By JOHN DOOLEY

DURING her recent visit to Wentworth last week, Member for Farrer Sussan Ley weighed into the discussion regarding recent allegations that vast amounts of water was being diverted to large irrigators in the upper reaches of the Barwon and Darling rivers to the detriment of downstream users.

Ms Ley, PICTURED, said that while the allegations, made on the ABC’s Four Corners program, were concerning, the NSW Government’s enquiry, headed by retired Australian National Water Commission Chair and Chief Executive Officer, Ken Matthews, had to be allowed to run its course.

The Federal Government is awaiting the outcome of NSW’s independent inquiry into the allegations of irrigators illegally pumping environmental water, with Federal Water Minister and Deputy Prime Minister, Barnaby Joyce, maintaining it is a State issue.

“The areas where the water has been allegedly taken from isn’t in my electorate, so I don’t actually know what the truth is,” Ms Ley said. “I would always treat with caution what the ABC’s Four Corners program alleges, we saw the devastating effects from a knee jerk reaction by the Labor government when reacting to the program’s report on the live cattle export trade in the Northern Territory.

“It decimated the industry and northern Australia still hasn’t recovered.”

The issue has prompted South Australian Water Minister, Ian Hunter, to call for a judicial inquiry, while others are demanding a Royal Commission.

Mr Hunter branded Mr Joyce’s reaction to the allegations “a National Party cover-up”.

Meanwhile, local stakeholders and Councils in our region have been voicing their concerns, which has seen a moratorium on the pipeline to Broken Hill being imposed.

“It isn’t an outright call to ban the building of the nearly half a billion dollar project, but rather to put it on hold until we know what is happening with the water availability in the system,” Mildura Mayor Glenn Milne explained.

“Concerns about a pipeline lie in the fact that a viable business plan hasn’t been developed to support that case for it, and there is a view that if adequate water is available upstream to provide sustainable flows to the Menindee Lakes (providing it isn’t siphoned off from the Barwon and Darling rivers upstream), then building the pipeline may not be as vital as it is being portrayed.”

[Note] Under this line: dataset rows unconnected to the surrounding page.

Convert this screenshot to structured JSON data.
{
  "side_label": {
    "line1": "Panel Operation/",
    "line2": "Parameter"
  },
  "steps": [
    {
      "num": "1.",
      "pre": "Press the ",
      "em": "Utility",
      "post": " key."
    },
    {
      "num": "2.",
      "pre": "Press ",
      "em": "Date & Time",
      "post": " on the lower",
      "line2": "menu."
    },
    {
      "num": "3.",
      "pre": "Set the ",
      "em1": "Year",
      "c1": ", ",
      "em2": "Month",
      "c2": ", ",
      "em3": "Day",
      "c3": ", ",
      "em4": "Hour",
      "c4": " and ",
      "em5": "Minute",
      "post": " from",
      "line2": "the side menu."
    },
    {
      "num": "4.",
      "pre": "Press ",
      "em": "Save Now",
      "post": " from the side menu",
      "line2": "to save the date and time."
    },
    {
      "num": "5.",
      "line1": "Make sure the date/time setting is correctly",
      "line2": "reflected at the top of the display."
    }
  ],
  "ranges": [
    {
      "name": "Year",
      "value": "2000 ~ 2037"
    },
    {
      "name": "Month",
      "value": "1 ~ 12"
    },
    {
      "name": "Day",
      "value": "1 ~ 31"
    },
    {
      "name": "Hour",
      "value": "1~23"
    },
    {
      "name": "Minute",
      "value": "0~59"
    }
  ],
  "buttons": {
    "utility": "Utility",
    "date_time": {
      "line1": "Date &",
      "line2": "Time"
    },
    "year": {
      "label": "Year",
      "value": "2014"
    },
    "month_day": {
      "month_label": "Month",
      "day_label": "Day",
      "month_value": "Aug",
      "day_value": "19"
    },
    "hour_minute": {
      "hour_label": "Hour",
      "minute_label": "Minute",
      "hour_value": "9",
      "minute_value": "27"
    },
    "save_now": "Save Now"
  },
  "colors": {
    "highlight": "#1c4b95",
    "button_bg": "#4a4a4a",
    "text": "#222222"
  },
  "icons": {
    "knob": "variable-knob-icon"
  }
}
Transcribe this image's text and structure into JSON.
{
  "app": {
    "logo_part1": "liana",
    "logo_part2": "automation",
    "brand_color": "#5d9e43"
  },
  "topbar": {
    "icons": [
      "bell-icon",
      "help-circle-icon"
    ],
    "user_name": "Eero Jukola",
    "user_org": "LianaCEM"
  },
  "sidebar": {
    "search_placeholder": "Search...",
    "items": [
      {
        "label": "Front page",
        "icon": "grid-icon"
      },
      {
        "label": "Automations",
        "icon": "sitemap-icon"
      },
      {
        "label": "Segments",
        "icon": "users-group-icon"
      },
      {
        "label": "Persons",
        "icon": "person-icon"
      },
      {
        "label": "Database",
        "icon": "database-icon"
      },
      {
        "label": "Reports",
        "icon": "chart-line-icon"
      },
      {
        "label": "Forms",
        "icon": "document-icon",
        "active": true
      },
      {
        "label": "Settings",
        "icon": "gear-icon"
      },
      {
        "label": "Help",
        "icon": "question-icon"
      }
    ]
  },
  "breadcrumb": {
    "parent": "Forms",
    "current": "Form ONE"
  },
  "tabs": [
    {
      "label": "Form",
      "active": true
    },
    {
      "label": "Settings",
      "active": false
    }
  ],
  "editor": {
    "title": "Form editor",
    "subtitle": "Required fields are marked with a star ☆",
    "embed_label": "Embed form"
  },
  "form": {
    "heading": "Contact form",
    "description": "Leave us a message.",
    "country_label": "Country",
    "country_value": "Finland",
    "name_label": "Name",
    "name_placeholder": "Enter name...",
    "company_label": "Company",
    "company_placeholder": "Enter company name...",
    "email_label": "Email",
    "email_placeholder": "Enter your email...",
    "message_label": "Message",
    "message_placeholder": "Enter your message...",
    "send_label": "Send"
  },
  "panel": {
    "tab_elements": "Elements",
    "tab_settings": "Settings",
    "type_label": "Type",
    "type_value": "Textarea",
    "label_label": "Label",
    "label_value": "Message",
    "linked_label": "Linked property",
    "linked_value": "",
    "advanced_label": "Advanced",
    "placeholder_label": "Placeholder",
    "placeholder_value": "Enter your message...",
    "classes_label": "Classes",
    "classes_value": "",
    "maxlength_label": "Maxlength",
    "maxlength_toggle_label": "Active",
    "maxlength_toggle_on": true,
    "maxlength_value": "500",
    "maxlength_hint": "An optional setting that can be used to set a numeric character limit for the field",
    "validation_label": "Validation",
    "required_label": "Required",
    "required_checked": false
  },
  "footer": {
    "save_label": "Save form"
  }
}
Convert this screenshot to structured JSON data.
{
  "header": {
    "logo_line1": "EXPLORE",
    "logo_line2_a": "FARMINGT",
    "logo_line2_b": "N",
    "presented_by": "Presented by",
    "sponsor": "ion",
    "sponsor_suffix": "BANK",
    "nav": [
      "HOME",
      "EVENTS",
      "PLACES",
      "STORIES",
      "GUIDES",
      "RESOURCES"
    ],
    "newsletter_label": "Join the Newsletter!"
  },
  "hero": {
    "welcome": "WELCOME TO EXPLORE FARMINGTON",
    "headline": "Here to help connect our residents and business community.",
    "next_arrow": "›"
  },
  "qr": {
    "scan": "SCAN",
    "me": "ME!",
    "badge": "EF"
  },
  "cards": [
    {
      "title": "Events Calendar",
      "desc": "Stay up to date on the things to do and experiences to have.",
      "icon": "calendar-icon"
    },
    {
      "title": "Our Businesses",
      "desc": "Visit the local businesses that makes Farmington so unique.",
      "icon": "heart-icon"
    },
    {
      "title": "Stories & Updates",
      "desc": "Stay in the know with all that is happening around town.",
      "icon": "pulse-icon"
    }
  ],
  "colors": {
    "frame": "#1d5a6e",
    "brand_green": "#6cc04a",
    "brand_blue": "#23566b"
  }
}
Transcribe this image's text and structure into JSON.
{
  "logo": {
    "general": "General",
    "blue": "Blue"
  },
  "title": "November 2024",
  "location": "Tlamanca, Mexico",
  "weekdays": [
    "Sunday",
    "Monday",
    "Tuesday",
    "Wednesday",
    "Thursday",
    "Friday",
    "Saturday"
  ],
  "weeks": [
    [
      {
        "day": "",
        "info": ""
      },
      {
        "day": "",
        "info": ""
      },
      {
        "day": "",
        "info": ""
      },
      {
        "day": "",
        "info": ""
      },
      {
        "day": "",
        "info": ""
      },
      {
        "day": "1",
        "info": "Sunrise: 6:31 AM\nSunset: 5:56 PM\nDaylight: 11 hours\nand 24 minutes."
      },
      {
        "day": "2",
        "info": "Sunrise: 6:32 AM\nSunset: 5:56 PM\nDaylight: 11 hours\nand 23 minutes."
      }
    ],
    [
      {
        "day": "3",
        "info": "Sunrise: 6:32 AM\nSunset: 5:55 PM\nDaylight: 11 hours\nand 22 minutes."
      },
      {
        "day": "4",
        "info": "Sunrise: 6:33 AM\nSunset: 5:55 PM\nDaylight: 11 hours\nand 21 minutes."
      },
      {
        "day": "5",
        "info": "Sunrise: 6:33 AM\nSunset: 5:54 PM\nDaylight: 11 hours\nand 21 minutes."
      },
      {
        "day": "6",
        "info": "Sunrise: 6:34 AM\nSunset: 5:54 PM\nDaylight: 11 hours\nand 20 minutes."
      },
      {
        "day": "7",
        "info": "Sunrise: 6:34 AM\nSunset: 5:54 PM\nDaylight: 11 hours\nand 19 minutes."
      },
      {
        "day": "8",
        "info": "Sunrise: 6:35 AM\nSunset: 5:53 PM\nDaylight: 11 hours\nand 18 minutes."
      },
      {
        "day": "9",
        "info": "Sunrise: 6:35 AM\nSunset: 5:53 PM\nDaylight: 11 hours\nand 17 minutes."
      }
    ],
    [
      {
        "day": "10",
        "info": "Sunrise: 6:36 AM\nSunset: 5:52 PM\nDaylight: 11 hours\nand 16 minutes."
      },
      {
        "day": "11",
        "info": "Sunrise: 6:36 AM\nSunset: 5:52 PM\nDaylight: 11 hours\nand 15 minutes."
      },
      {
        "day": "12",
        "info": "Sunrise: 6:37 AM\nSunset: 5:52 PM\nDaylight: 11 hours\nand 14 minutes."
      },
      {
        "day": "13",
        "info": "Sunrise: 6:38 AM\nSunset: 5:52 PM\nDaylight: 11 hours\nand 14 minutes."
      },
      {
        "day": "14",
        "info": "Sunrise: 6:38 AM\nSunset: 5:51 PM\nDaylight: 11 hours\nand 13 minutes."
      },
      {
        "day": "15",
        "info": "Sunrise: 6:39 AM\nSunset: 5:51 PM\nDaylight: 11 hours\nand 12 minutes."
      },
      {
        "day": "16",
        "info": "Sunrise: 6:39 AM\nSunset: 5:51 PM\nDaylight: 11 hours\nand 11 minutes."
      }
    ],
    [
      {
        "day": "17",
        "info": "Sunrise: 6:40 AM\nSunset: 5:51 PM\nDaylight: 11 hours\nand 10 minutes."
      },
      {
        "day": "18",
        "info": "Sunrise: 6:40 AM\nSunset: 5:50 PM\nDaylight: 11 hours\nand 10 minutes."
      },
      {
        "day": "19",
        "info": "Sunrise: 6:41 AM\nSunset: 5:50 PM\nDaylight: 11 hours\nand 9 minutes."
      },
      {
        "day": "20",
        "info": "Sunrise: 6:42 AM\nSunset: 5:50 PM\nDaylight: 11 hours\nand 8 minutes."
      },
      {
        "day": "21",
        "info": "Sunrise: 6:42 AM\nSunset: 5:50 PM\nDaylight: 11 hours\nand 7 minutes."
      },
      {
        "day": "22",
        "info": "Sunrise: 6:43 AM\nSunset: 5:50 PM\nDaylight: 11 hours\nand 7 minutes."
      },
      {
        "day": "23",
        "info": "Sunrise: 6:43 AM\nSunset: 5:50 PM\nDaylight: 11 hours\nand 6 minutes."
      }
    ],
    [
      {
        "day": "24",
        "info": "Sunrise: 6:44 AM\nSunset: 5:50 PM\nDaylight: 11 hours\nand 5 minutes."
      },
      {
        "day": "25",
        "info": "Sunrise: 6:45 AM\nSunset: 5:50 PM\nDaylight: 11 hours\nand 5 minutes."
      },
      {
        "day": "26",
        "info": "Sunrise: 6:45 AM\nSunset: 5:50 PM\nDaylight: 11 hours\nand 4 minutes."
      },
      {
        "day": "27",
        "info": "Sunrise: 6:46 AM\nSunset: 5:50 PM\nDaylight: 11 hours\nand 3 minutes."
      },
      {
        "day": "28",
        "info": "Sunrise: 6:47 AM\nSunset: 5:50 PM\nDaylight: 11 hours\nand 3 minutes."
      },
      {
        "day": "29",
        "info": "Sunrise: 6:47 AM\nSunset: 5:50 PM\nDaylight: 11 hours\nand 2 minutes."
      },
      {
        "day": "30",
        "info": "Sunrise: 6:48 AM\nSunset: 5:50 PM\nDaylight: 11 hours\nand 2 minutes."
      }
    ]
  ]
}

Broken Hill’s Mayor Darriea Turley, having earlier called for an urgent inquiry, led the charge at the Council’s meeting to put the pipeline project on hold, with her fellow councillors voting almost unanimously to endorse this position

On a positive note, Ms Ley said that rural and regional Australia had a promising future, and while water availability was key to this region’s sustainability, the full implementation of the Murray Darling Basin Plan was pivotal to this being achieved.

“We are seeing an increase in the migration to regional hubs like Mildura, Albury, Wagga and Dubbo, and that will then flow on to smaller towns,” she said.

“Commodity prices by and large have been strong, and the sector is beginning to benefit from stronger demand for our produce from overseas consumers, particularly Asia.”

Ms Ley was asked to comment on her government’s continual poor showing in the polls, and was even asked what action they can take to be competitive at the next election.

“The polls tell me that people are losing faith in politics, for a lot of people politicians are not their favourite people, but they quite like their local members, and I am always enormously encouraged by the response I get from people I meet throughout my electorate,” she said.

“I am listening to them and to their concerns and they are all valid,  therefore we must work harder to win people’s trust.”